The victims, euphemistically known as ‘Comfort Women,’ have built an international network and are supported by the United Nation’s Human Rights Commission, Amnesty International, Coalition Against Trafficking in Women-International and more. The demands of the international community and the victims are the following:
- Full acknowledgement of the military sexual slavery implemented by the Imperial Armed Forces of Japan between 1932 to 1945
- Thorough and complete investigation to fully chronicle the scope of the crime
- Formal apology from the National Assembly (Diet) of Japan
- Legal and full reparations to all victims
- Prosecution of the criminals responsible for the crime
- Full and ongoing education through proper recording and acknowledgement in textbooks and history books in Japan
- Building of memorials and museums to commemorate the victims and preserve the history of sexual slavery by the Japanese Military
There have been a few apologies offered by the Government of Japan, including the Kono Statement in 1993, a landmark apology made by Yohei Kono, then Chief Cabinet Secretary. However, several Japanese right-wing leaders, led by the current Prime Minister Shinzo Abe, are trying to deny and evade Japanese government’s responsibility for its wartime military sexual slavery. Before starting his second term as Prime Minister, Shinzo Abe was listed as one of the “assentors” in an advertisement in a U.S. newspaper denying that Japan’s military coerced young girls and women into sexual slavery. This directly contradicts both the Kono Statement and the Murayama Statement which acknowledged the Japanese Government’s culpability.
Abe’s repeated actions of sending offerings to the Yasukuni Shrine where the spirits of 14 ‘Class A’ war criminals are revered as gods, is causing much friction with Japan’s neighboring countries. In the wake of the Asahi Shimbun’s retraction of the articles containing one soldier’s testimony, Abe’s Chief Cabinet Secretary Suga demanded the deletion or revision of the UN “Report of the Special Rapporteur on Violence Against Women, Its causes and Consequences” written by Ms. Radhika Cooomaraswamy in accordance with the Commission on Human Rights Resolution 1994/45. The recent request by the Japanese Government to the McGraw-Hill Publishing Company in the U.S. to change passages contained in its history textbook about ‘Comfort Women’ was another blatant attempt to whitewash and rewrite Japan’s past war crimes. The publisher rightfully rejected the request saying, “Scholars are aligned behind historical fact of ‘Comfort Women,’ and we unequivocally stand behind the writing, research and presentation of our authors.”
The sincerity of an apology can be gauged only by the actions following the words. In Germany, it is not only a policy to teach children about the atrocities committed against the Jewish people during the Holocaust, but it is also unconstitutional to deny the Holocaust, and denying it is punishable by law. Seventy years after the end of WWII, Germans are still searching for and prosecuting war criminals who cooperated with the Nazis during WWII. Unless Japan brings those responsible for its war crimes of institutionalized sexual slavery to justice, condemn the 14 ‘Class A’ war criminals, and punish those who deny the coercive nature of the recruitment and involvement of its Government, it is not possible to believe that Japan is sincere in its apology.

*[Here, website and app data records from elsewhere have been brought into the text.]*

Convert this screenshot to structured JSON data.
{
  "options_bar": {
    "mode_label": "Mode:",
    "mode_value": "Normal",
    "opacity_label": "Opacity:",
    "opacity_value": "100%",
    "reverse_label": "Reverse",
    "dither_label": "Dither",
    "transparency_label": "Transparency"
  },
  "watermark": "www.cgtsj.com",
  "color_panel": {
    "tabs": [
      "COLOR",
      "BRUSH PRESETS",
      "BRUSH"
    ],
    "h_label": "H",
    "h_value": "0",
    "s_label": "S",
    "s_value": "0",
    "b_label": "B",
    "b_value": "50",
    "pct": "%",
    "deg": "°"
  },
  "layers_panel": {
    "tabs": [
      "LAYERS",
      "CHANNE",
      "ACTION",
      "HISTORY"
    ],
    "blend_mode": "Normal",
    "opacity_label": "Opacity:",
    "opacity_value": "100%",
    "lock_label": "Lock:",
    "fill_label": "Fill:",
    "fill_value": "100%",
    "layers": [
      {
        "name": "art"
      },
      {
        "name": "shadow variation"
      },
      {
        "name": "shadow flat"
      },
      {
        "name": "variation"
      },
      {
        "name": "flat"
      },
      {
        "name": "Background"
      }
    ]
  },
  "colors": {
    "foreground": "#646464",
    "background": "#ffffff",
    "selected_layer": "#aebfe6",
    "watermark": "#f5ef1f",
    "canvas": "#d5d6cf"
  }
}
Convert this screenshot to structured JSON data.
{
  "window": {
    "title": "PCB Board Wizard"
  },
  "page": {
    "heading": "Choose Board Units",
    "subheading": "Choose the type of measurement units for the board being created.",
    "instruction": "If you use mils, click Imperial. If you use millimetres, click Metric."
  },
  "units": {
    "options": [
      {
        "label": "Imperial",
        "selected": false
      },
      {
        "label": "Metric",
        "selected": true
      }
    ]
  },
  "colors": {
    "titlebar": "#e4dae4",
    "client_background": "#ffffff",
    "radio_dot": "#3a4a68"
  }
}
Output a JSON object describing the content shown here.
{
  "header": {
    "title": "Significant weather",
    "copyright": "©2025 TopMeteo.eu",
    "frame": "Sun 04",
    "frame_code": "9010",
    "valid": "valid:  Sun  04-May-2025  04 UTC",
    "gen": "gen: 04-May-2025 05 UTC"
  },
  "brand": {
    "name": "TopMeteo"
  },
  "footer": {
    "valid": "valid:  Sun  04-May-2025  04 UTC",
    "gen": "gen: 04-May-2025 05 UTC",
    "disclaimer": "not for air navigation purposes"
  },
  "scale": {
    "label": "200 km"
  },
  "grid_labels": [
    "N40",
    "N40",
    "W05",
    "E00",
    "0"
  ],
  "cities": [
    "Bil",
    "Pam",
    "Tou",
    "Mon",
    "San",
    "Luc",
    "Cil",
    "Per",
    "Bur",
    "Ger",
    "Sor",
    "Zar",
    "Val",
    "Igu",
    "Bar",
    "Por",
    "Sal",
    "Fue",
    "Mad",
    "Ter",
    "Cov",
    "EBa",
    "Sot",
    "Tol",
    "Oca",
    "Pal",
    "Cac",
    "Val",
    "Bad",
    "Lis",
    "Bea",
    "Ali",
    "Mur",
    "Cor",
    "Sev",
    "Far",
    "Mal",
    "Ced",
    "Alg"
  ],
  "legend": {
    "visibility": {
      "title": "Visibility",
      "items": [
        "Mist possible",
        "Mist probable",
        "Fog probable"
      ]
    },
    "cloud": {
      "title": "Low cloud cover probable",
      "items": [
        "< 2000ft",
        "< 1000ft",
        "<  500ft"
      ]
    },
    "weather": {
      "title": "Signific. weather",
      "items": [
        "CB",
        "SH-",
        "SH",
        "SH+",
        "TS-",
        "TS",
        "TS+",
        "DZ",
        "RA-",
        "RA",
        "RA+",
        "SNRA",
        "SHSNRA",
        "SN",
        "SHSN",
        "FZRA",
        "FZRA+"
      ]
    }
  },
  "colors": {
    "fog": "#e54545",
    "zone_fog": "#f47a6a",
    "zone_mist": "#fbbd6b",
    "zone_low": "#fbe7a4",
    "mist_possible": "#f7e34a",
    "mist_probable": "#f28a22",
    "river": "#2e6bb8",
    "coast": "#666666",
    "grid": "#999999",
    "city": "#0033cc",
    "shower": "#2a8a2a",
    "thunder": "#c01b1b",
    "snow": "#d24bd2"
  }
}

In order to atone for this unconscionable crime committed against the victims, the least the Japanese Government can do is to issue an unequivocal apology from its highest level, and provide reparations for the victims and their bereaved families. The amount should be such that any reasonable person would deem appropriate had his own daughter been forced into sexual slavery.
Waiting it out for all the remaining victims pass away will not exonerate Japan from its responsibilities. Japan must take steps to implement the above 7 demands now.